“If the father is indifferent, the mother will breastfeed some of the time, but when the father is pro-breastfeeding, she will breastfeed almost all of the time2,” says Muswamba Mwamba, IBCLC, a peer dad coordinator at the City of Dallas Woman, Infants and Children Program (WIC) Program.
A father’s participation in the decision to breastfeed, his awareness of the health benefits for mom and baby and his approval are critical to a mother breastfeeding after leaving the hospital, particularly for women with lower incomes.
That’s why the city of Dallas is investing resources in programs that include fathers in breastfeeding education, such as its Peer Dad Program. The Peer Dad initiative pairs future fathers—identified through women receiving services in the clinic—with WIC-trained peer mentors, all fathers of breastfed babies whose partners were enrolled in WIC. The peer dads are trained to inform, coach and offer support.

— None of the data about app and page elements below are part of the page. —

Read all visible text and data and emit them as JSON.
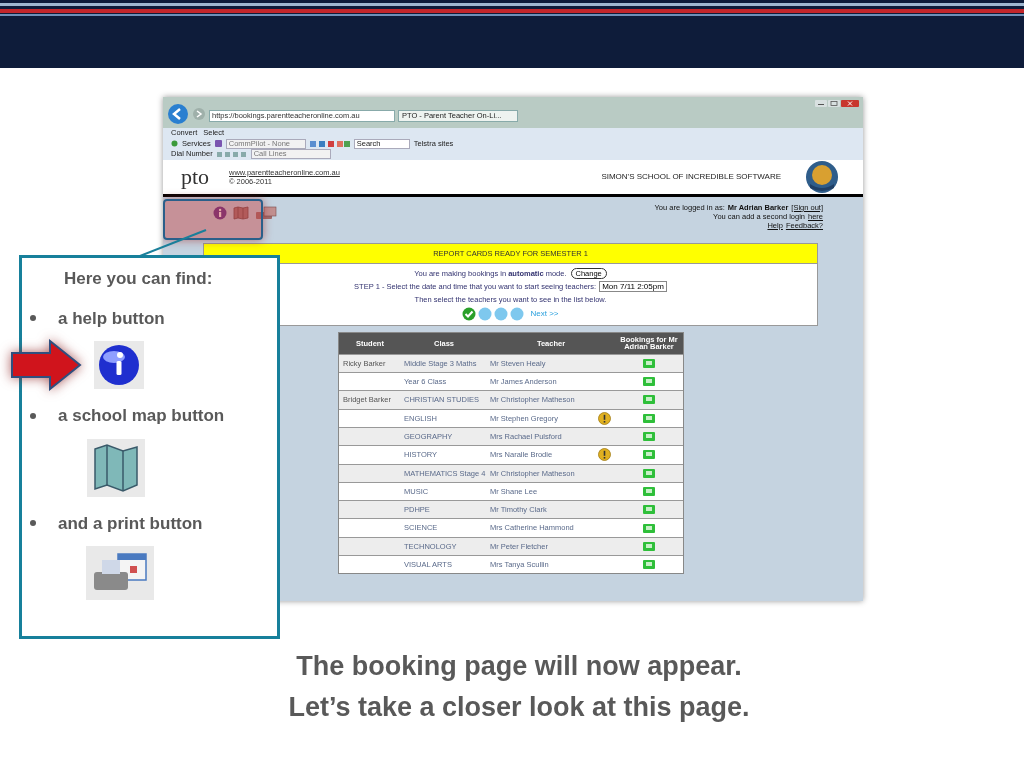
{
  "browser": {
    "address": "https://bookings.parentteacheronline.com.au",
    "tab": "PTO - Parent Teacher On-Li...",
    "toolbar_1": [
      "Convert",
      "Select"
    ],
    "services": "Services",
    "commpilot": "CommPilot - None",
    "search": "Search",
    "sites": "Telstra sites",
    "dial": "Dial Number",
    "lines": "Call Lines"
  },
  "site_header": {
    "logo": "pto",
    "url": "www.parentteacheronline.com.au",
    "copyright": "© 2006-2011",
    "school": "SIMON'S SCHOOL OF INCREDIBLE SOFTWARE"
  },
  "login": {
    "prefix": "You are logged in as:",
    "user": "Mr Adrian Barker",
    "sign_out": "[Sign out]",
    "second": "You can add a second login",
    "here": "here",
    "help": "Help",
    "feedback": "Feedback?"
  },
  "banner": "REPORT CARDS READY FOR SEMESTER 1",
  "mode_text": "You are making bookings in **automatic** mode.",
  "change_button": "Change",
  "step_text": "STEP 1 - Select the date and time that you want to start seeing teachers:",
  "date_select": "Mon 7/11 2:05pm",
  "then_text": "Then select the teachers you want to see in the list below.",
  "steps": [
    {
      "done": true
    },
    {
      "done": false
    },
    {
      "done": false
    },
    {
      "done": false
    }
  ],
  "next": "Next >>",
  "table": {
    "columns": [
      "Student",
      "Class",
      "Teacher",
      "Bookings for Mr Adrian Barker"
    ],
    "rows": [
      {
        "student": "Ricky Barker",
        "class": "Middle Stage 3 Maths",
        "teacher": "Mr Steven Healy",
        "warning": false
      },
      {
        "class": "Year 6 Class",
        "teacher": "Mr James Anderson",
        "warning": false
      },
      {
        "student": "Bridget Barker",
        "class": "CHRISTIAN STUDIES",
        "teacher": "Mr Christopher Matheson",
        "warning": false
      },
      {
        "class": "ENGLISH",
        "teacher": "Mr Stephen Gregory",
        "warning": true
      },
      {
        "class": "GEOGRAPHY",
        "teacher": "Mrs Rachael Pulsford",
        "warning": false
      },
      {
        "class": "HISTORY",
        "teacher": "Mrs Naralle Brodie",
        "warning": true
      },
      {
        "class": "MATHEMATICS Stage 4",
        "teacher": "Mr Christopher Matheson",
        "warning": false
      },
      {
        "class": "MUSIC",
        "teacher": "Mr Shane Lee",
        "warning": false
      },
      {
        "class": "PDHPE",
        "teacher": "Mr Timothy Clark",
        "warning": false
      },
      {
        "class": "SCIENCE",
        "teacher": "Mrs Catherine Hammond",
        "warning": false
      },
      {
        "class": "TECHNOLOGY",
        "teacher": "Mr Peter Fletcher",
        "warning": false
      },
      {
        "class": "VISUAL ARTS",
        "teacher": "Mrs Tanya Scullin",
        "warning": false
      }
    ]
  },
  "callout": {
    "heading": "Here you can find:",
    "items": [
      {
        "label": "a help button",
        "kind": "info",
        "pointed": true
      },
      {
        "label": "a school map button",
        "kind": "map",
        "pointed": false
      },
      {
        "label": "and a print button",
        "kind": "print",
        "pointed": false
      }
    ]
  },
  "caption": [
    "The booking page will now appear.",
    "Let’s take a closer look at this page."
  ]
}
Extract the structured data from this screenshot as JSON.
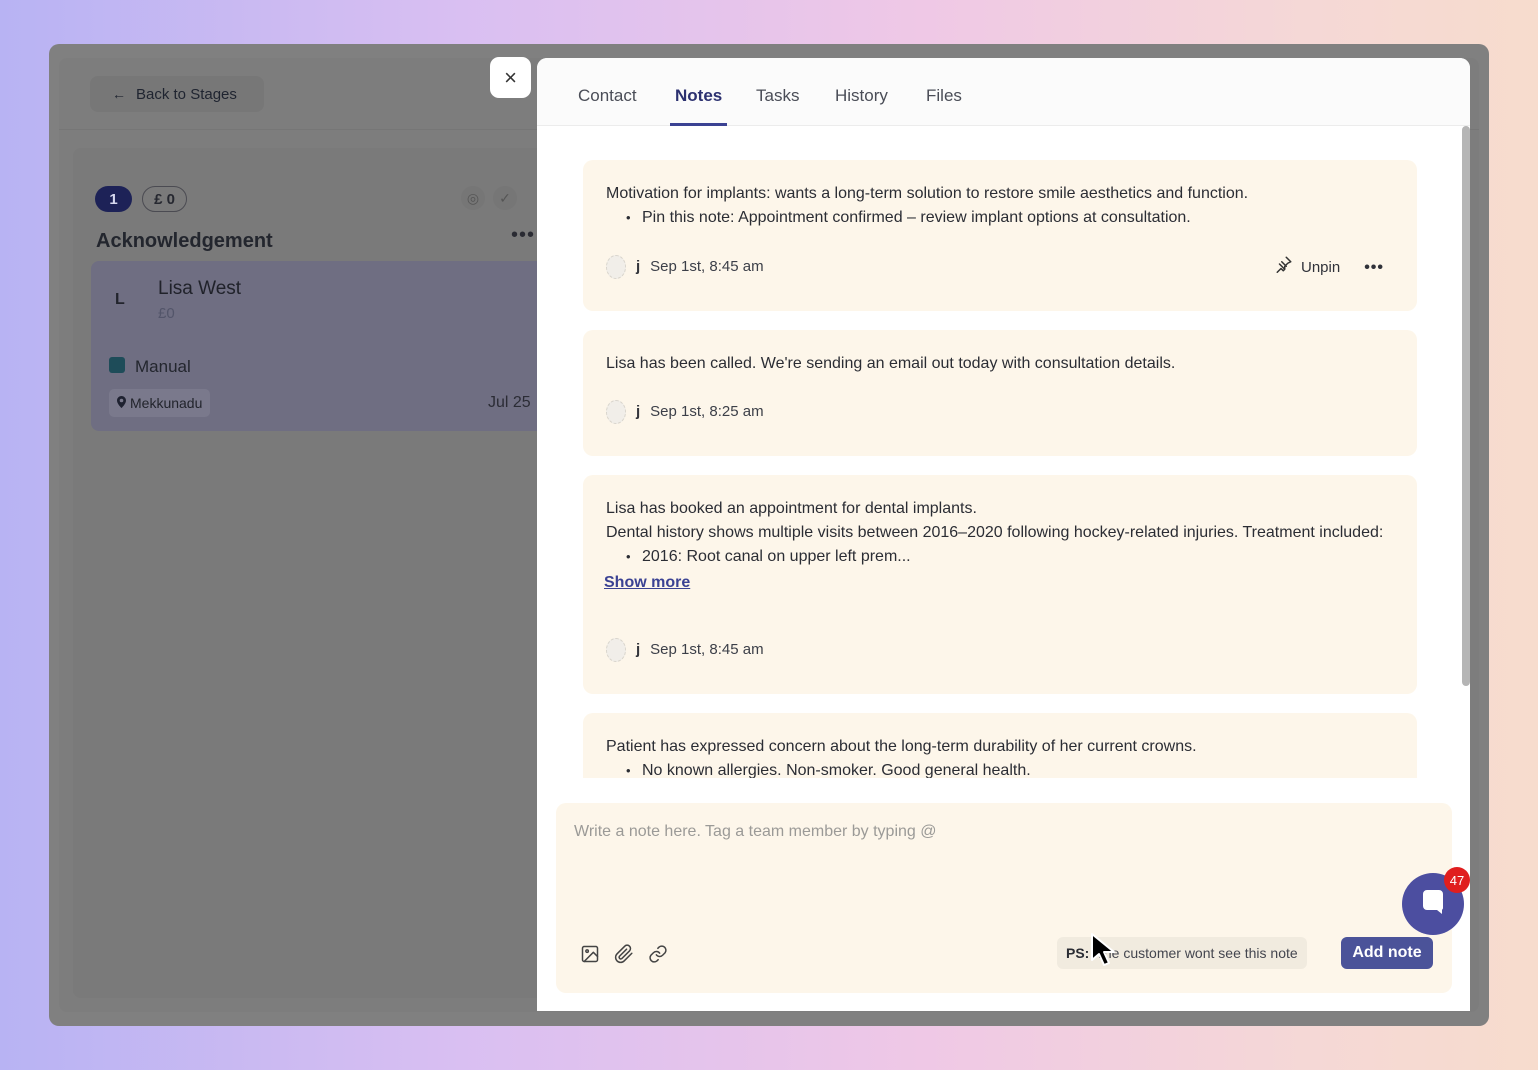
{
  "background": {
    "back_button": "Back to Stages",
    "stage": {
      "count": "1",
      "value": "£ 0",
      "title": "Acknowledgement",
      "more": "•••",
      "deal": {
        "avatar_initial": "L",
        "name": "Lisa West",
        "amount": "£0",
        "source": "Manual",
        "location": "Mekkunadu",
        "date": "Jul 25"
      }
    }
  },
  "drawer": {
    "close_icon": "×",
    "tabs": [
      {
        "label": "Contact",
        "active": false
      },
      {
        "label": "Notes",
        "active": true
      },
      {
        "label": "Tasks",
        "active": false
      },
      {
        "label": "History",
        "active": false
      },
      {
        "label": "Files",
        "active": false
      }
    ],
    "notes": [
      {
        "text": "Motivation for implants: wants a long-term solution to restore smile aesthetics and function.",
        "bullets": [
          "Pin this note: Appointment confirmed – review implant options at consultation."
        ],
        "author": "j",
        "timestamp": "Sep 1st, 8:45 am",
        "pin_label": "Unpin",
        "more": "•••"
      },
      {
        "text": "Lisa has been called. We're sending an email out today with consultation details.",
        "author": "j",
        "timestamp": "Sep 1st, 8:25 am"
      },
      {
        "line1": "Lisa has booked an appointment for dental implants.",
        "line2": "Dental history shows multiple visits between 2016–2020 following hockey-related injuries. Treatment included:",
        "bullets": [
          "2016: Root canal on upper left prem..."
        ],
        "show_more": "Show more",
        "author": "j",
        "timestamp": "Sep 1st, 8:45 am"
      },
      {
        "text": "Patient has expressed concern about the long-term durability of her current crowns.",
        "bullets": [
          "No known allergies. Non-smoker. Good general health."
        ]
      }
    ],
    "composer": {
      "placeholder": "Write a note here. Tag a team member by typing @",
      "ps_label": "PS:",
      "ps_text": "The customer wont see this note",
      "add_button": "Add note"
    }
  },
  "chat": {
    "badge_count": "47"
  },
  "colors": {
    "accent": "#4b5399",
    "note_bg": "#fdf6ea",
    "badge": "#e01e1e"
  }
}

“Breastfeeding can be difficult for a mom in the beginning,” says Deborah Parnell, breastfeeding coordinator for the City of Dallas WIC Program. “This is when dads can be most helpful and where education received in the Peer Dads program can make a difference; making dads aware of ways they can help mom and make the process easier.”